[Task goal]
Where does the word "YEAR" show up in the data? Please find each such line and copy it.

[Task data]
━━━━━━━━━━━━━━━━
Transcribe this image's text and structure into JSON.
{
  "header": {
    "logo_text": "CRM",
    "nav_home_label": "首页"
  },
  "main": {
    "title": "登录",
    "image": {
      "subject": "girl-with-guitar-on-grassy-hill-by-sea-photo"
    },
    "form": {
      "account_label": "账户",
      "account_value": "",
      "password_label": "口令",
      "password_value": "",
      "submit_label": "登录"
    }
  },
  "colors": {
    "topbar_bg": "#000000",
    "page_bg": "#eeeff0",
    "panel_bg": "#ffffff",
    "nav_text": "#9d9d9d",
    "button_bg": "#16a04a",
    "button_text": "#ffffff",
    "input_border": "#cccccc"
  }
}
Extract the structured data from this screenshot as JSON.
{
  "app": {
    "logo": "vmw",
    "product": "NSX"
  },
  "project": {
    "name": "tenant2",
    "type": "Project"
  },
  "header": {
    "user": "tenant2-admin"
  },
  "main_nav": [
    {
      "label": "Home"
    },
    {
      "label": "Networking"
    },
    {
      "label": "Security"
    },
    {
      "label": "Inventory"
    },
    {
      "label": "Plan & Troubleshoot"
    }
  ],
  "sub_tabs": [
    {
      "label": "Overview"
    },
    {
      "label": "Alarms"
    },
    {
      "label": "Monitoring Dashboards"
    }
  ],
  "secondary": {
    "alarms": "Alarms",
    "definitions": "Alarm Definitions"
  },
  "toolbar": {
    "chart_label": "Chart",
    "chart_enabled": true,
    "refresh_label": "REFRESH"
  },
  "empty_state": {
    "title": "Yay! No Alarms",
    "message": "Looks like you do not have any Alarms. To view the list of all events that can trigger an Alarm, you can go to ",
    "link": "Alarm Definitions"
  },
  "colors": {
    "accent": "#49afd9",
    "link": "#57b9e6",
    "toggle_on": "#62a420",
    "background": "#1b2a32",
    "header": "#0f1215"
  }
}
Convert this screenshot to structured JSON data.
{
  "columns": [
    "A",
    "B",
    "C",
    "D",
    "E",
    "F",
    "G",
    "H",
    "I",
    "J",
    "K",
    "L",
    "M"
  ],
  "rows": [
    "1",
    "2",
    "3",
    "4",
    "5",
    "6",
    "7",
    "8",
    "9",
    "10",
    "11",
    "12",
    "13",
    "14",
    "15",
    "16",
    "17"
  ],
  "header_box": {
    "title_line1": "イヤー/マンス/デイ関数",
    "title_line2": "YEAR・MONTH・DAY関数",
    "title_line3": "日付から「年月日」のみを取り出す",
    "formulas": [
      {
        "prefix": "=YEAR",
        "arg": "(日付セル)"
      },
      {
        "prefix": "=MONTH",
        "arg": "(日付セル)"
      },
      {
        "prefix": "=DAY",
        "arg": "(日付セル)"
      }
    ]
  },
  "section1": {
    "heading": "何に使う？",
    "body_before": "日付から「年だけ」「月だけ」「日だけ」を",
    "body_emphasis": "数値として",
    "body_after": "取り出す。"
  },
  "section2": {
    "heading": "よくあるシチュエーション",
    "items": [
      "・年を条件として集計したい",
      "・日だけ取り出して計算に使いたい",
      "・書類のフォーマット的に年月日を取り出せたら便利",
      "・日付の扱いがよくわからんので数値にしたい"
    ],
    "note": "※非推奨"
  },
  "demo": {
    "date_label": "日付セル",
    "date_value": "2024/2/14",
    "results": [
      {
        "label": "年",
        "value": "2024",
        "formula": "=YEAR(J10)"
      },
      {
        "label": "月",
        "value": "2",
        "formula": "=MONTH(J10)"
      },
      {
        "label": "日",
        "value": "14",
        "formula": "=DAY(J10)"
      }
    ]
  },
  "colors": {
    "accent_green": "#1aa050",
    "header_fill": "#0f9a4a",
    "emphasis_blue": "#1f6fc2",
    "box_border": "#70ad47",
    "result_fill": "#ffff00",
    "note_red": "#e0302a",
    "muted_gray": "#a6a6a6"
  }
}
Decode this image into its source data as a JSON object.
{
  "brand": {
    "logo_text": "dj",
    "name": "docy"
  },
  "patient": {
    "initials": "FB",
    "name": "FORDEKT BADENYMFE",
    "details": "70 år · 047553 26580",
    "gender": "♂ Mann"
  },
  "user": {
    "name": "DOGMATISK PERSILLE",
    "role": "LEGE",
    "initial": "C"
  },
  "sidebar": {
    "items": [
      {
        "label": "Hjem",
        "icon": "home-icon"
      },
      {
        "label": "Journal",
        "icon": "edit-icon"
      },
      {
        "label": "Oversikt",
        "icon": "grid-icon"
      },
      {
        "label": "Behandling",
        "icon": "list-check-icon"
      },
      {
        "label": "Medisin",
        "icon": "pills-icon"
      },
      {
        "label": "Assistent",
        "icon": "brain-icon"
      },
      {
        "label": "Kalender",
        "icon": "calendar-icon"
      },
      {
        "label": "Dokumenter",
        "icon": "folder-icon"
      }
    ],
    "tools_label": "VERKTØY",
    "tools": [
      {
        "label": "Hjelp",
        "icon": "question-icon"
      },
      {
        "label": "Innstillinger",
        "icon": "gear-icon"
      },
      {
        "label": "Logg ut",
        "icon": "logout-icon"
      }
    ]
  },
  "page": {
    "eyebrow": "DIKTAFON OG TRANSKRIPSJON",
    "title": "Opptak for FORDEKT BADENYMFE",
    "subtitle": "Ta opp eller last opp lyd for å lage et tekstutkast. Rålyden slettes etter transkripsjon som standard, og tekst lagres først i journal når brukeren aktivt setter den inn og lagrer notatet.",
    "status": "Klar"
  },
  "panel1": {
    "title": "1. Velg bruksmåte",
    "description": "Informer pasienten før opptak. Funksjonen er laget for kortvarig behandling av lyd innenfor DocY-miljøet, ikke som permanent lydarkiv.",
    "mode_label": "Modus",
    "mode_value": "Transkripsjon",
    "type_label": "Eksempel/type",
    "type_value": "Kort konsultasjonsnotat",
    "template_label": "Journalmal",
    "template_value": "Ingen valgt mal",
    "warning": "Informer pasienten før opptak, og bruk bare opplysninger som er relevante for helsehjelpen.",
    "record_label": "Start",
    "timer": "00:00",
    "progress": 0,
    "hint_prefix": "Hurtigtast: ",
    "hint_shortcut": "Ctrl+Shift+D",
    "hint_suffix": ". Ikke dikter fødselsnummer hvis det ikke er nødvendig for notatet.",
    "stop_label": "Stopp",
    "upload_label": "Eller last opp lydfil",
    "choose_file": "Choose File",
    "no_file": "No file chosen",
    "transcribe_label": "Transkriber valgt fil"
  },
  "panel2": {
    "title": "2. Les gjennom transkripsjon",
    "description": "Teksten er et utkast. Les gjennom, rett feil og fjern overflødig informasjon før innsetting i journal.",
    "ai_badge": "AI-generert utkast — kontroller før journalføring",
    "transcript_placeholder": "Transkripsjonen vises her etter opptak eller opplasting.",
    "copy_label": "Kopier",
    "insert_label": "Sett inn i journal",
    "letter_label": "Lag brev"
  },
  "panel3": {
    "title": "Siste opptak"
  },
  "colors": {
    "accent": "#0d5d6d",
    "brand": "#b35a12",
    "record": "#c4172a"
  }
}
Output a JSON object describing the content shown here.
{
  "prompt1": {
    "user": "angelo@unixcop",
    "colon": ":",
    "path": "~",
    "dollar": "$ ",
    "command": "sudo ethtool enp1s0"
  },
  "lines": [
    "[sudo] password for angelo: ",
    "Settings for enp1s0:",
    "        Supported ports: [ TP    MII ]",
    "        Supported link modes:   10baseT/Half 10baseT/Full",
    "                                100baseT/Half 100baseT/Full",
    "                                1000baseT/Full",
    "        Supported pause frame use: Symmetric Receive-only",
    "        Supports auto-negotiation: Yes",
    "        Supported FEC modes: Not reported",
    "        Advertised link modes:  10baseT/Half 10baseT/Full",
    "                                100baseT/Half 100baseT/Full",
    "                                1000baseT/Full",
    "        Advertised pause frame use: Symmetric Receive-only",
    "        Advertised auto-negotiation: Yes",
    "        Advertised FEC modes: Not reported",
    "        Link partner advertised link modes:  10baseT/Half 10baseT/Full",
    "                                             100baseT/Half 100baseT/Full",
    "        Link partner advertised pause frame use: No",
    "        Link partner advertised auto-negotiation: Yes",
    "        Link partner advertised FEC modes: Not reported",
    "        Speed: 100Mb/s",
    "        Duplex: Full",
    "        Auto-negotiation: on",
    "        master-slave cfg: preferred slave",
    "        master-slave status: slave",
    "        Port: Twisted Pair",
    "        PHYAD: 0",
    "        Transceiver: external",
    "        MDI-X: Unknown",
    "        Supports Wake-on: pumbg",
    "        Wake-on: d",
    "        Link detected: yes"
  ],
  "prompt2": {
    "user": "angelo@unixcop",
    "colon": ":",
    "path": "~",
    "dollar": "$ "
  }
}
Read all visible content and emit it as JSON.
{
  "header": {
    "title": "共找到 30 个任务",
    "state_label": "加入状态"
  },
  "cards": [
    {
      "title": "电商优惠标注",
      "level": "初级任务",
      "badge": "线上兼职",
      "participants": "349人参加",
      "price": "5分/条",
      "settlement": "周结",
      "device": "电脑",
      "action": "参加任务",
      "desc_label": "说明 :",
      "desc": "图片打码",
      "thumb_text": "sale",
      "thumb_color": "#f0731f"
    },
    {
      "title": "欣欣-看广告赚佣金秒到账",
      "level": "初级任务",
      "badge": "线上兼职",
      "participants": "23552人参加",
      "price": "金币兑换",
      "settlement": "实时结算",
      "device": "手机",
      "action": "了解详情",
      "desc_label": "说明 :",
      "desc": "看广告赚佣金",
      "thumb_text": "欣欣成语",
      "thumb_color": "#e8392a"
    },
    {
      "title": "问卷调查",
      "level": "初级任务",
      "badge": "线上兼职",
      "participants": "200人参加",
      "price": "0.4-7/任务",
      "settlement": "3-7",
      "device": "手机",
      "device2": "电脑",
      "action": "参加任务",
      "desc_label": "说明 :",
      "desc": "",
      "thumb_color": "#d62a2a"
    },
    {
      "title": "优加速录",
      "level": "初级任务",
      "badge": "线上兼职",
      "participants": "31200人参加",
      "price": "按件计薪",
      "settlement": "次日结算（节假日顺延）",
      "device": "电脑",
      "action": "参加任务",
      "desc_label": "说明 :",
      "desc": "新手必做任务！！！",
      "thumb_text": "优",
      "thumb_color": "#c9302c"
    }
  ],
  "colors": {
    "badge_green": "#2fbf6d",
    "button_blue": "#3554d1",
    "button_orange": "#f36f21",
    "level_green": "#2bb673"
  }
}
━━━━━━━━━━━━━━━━
[Task result]
    "title_line2": "YEAR・MONTH・DAY関数",
        "prefix": "=YEAR",
        "formula": "=YEAR(J10)"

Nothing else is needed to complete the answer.